An Airbnb customer who used the short-term accommodation platform for the first time has had a rude start to her morning after an unexpected visit from the tenant’s real estate agent.
Lily Ray, a freelancer from Newcastle, was staying at an Airbnb apartment in North Melbourne last week only to be interrupted by a routine property inspection.
“She basically said do you know what you’re doing is illegal, it’s subletting, it’s illegal in Australia,” she says.
“She said don’t worry, what you’re doing isn’t a problem – but what she’s doing is [the tenant subletting the room on Airbnb].”
Ray says the woman she was subletting from rents two properties in the same apartment block – one as a permanent home and the other as a property which she regularly sublets on Airbnb for a small profit.
“They got in touch with her and said you have to get out of this one,” Ray says.
“Most likely she will have to leave within a couple of months.”
According to the Tenants Union of Victoria, tenants are not allowed to sublet their property without their landlord’s written consent.

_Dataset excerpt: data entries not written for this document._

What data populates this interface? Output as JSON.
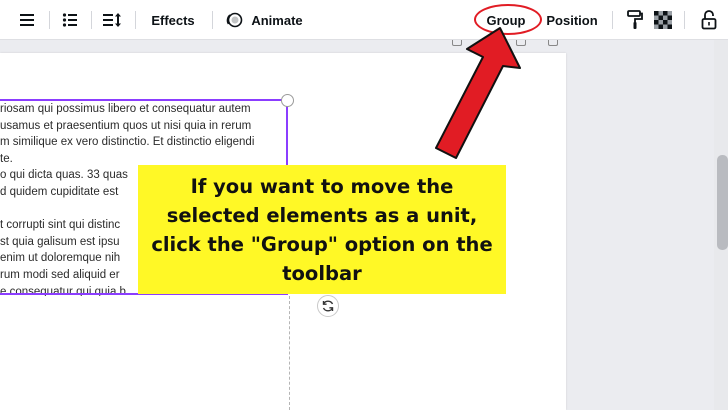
{
  "toolbar": {
    "effects_label": "Effects",
    "animate_label": "Animate",
    "group_label": "Group",
    "position_label": "Position",
    "icons": [
      "align-icon",
      "list-icon",
      "line-spacing-icon",
      "animate-icon",
      "paint-roller-icon",
      "transparency-icon",
      "lock-icon"
    ]
  },
  "text_block": {
    "lines": [
      "riosam qui possimus libero et consequatur autem",
      "usamus et praesentium quos ut nisi quia in rerum",
      "m similique ex vero distinctio. Et distinctio eligendi",
      "te.",
      "o qui dicta quas. 33 quas",
      "d quidem cupiditate est",
      "",
      "t corrupti sint qui distinc",
      "st quia galisum est ipsu",
      "enim ut doloremque nih",
      "rum modi sed aliquid er",
      "e consequatur qui quia b"
    ]
  },
  "callout": {
    "text": "If you want to move the selected elements as a unit, click the \"Group\" option on the toolbar"
  },
  "colors": {
    "selection": "#8b3dff",
    "annotation_red": "#e11c24",
    "callout_yellow": "#fff826"
  }
}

In New South Wales, property owners have been threatened with fines of more than $1 million for renting rooms on Airbnb and other short-term accommodation websites due to running “unauthorised” bed and breakfasts.
Cameron McEvoy, a property investor and commentator, told StartupSmart it would appear a real estate agency would be in its right to cease a tenant’s contract for subletting an apartment or room on Airbnb if it broke an existing contract or agreement.

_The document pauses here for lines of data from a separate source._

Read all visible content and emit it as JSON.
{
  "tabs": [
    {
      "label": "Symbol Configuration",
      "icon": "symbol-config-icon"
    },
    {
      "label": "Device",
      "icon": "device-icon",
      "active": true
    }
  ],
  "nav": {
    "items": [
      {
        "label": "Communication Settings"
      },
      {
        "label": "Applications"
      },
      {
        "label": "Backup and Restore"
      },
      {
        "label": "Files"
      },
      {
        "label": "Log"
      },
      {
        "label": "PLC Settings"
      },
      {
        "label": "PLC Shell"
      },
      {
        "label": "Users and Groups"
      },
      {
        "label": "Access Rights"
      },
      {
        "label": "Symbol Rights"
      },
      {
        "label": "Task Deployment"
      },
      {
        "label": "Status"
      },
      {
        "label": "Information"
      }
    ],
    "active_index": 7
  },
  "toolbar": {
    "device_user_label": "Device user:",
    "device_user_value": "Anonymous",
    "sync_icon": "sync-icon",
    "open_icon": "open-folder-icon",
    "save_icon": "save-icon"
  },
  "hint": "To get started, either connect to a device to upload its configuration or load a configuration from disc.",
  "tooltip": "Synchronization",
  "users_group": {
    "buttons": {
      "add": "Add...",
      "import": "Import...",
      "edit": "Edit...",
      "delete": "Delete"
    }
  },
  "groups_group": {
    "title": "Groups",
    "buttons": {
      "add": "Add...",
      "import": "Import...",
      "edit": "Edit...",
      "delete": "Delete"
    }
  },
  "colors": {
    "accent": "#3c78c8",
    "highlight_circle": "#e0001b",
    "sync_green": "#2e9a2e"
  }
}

“From a Sydney context I don’t think Airbnb has taken off to the degree it would like to,” he says.
“There are so many legal reasons why it’s not feasible in Australia. Any stay of less than three months requires a TA [tenancy agreement]. Every time you sublet you have to submit a TA and if you have someone staying for one night you just can’t do that.”

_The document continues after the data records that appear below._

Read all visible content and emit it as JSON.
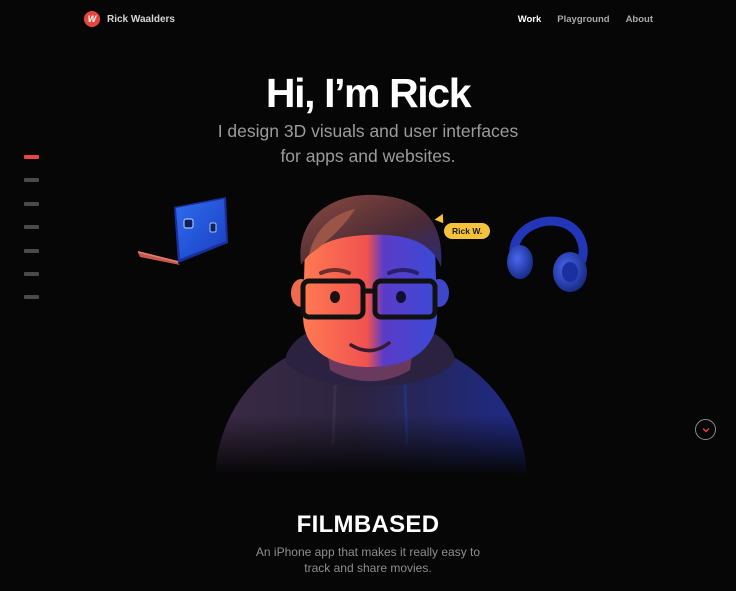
{
  "header": {
    "brand_name": "Rick Waalders",
    "brand_logo_letter": "W",
    "nav": [
      {
        "label": "Work",
        "active": true
      },
      {
        "label": "Playground",
        "active": false
      },
      {
        "label": "About",
        "active": false
      }
    ]
  },
  "hero": {
    "title": "Hi, I’m Rick",
    "subtitle_line1": "I design 3D visuals and user interfaces",
    "subtitle_line2": "for apps and websites.",
    "name_tag": "Rick W."
  },
  "section_indicator": {
    "count": 7,
    "active_index": 0
  },
  "project": {
    "title": "FILMBASED",
    "description_line1": "An iPhone app that makes it really easy to",
    "description_line2": "track and share movies."
  },
  "icons": {
    "scroll": "chevron-down-icon",
    "laptop": "laptop-icon",
    "headphones": "headphones-icon"
  },
  "colors": {
    "accent": "#e5473f",
    "tag": "#f5c33b",
    "background": "#060606"
  }
}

While fellow fast-growing startup Uber has raised more than $4 billion since its launch in 2010 – which it has partially used to fight off regulators around the globe by paying fines issued to drivers – Airbnb has raised a significantly lower total of $826 million as of August last year.
McEvoy says it will be interesting to see whether Airbnb takes a similar approach to Uber in pressuring state governments to wind back regulation.
“Locally I think they’ll make a business call as to whether they’ll just leave the market or fight hammer and tong. They will probably have to do one of those two things.”
Despite having her stay at an Airbnb property interrupted by a cranky real estate agent, Ray says she will definitely be using the short-term accommodation site again.
“It was still much better than what I could get for that money with a hotel room,” she says.
“And the woman who rented to us was very apologetic and didn’t blame us for telling the truth at all.”
A spokesperson for Airbnb told StartupSmart the company advises its hosts to familiar themselves with local regulations that “differ all over the world”.
“But one of the things that we consistently hear is that many of the regulations and conditions are outdated and difficult to interpret because they were written in the 1960s and 70s – long before anyone had thought about the sharing economy or Airbnb,” they said.
“That’s why we’ve been talking with policy makers about the need for clear, progressive and fair laws that allow for home sharing.”
This article originally appeared on Startup Smart.